Bulger, who exchanged obscenities with some of his accusers, did not take the stand. His lawyers, JW Carney Jr and Hank Brennan, described a culture of official corruption, with agents taking bribes and alerting criminals in advance to wiretaps and pending indictments, but offered little evidence that Bulger could not have committed the crimes.
In August 2013, the jury convicted him of 31 of 32 counts, including participation in 11 murders, although it said the prosecution had not proved his involvement in seven others and it did not reach a verdict in the death of one of two slain women.
“It’s good to be over,” June Barry (79), a lifelong South Boston resident who used to joke with friends about Bulger’s grip on the neighbourhood, said after the verdicts. “I’m glad they got him, and they got him alive. He has to pay for it now.”
On November 14th 2013, federal judge Denise J Casper sentenced Bulger to two life terms plus five years. She also ordered him to pay $19.5 million in restitution to his victims’ families and to forfeit $25.2 million to the government, although it was unclear if any of the millions he stole would be retrievable.
“The testimony of human suffering that you and your associates inflicted on others was at times agonizing to hear and painful to watch,” the judge said into the stillness of a courtroom filled with sobbing relatives of the killer’s victims. “The scope, the callousness, the depravity of your crimes are almost unfathomable.”
In 2016, a three-judge federal appellate court in Boston denied Bulger’s appeal for a new trial.

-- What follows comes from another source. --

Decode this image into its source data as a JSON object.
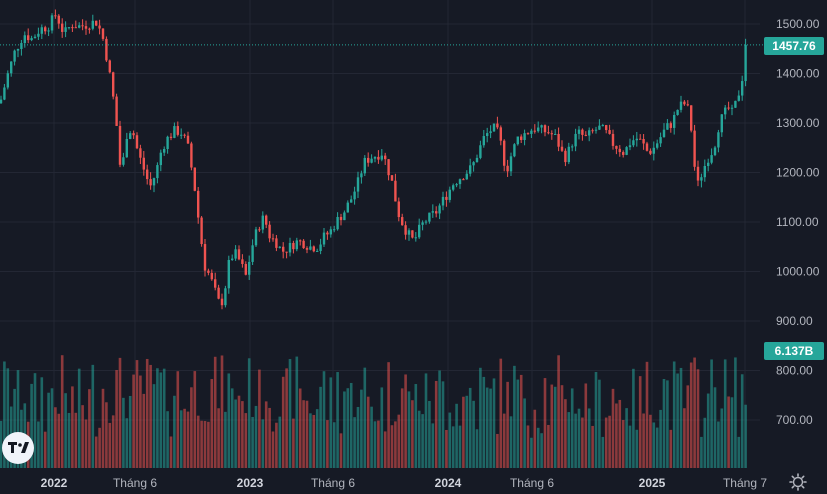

The panel said he had not shown that his right to a fair trial was violated when a judge barred him from testifying about his claim that he had been granted immunity for his crimes by a federal prosecutor who died in 2009.
Bulger offered no evidence to support the claim at his trial. Prosecutors noted that Bulger had not been barred from taking the witness stand in his own defence, only from testifying about his unsupported claim of having been granted immunity by an official who had been dead for years.
Hoodies and jewellery
After his incarceration, the story of Bulger continued to generate publicity, as well as books, a documentary and a movie. In an effort to raise money for his victims, the government sold at auction more than 100 bins of items confiscated from him – furniture, kitchen utensils, sunglasses, sneakers, T-shirts, hoodies and jewellery, including an outsize gold and diamond ring. The proceeds, plus the $822,000 in cash found in his hideout walls, were divided among the families and estates of more than a score of murder and extortion victims.
In 2014, a Joe Berlinger documentary, Whitey: The United States of America v. James J Bulger, examined his trial and crimes in interviews with prosecution and defence teams and victims’ family members. AO Scott, in a review for the New York Times, said the family accounts dispelled any “nostalgic or romantic notions about the old Boston underworld”.
In 2015, the Scott Cooper movie Black Mass, starring Johnny Depp as Bulger, was based on a 2000 book of the same name by Dick Lehr and Gerard O’Neill, Boston Globe journalists who followed the Bulger story for years. The New York Times’s reviewer, Scott, called the film “a muddle of secondhand attitudes and half-baked ideas”, but added: “It’s possible to think of the shortcomings of Black Mass as fitting comeuppance for Mr Bulger. He may have thought he was a big deal, but in the end all he merits is a minor gangster movie.” – New York Times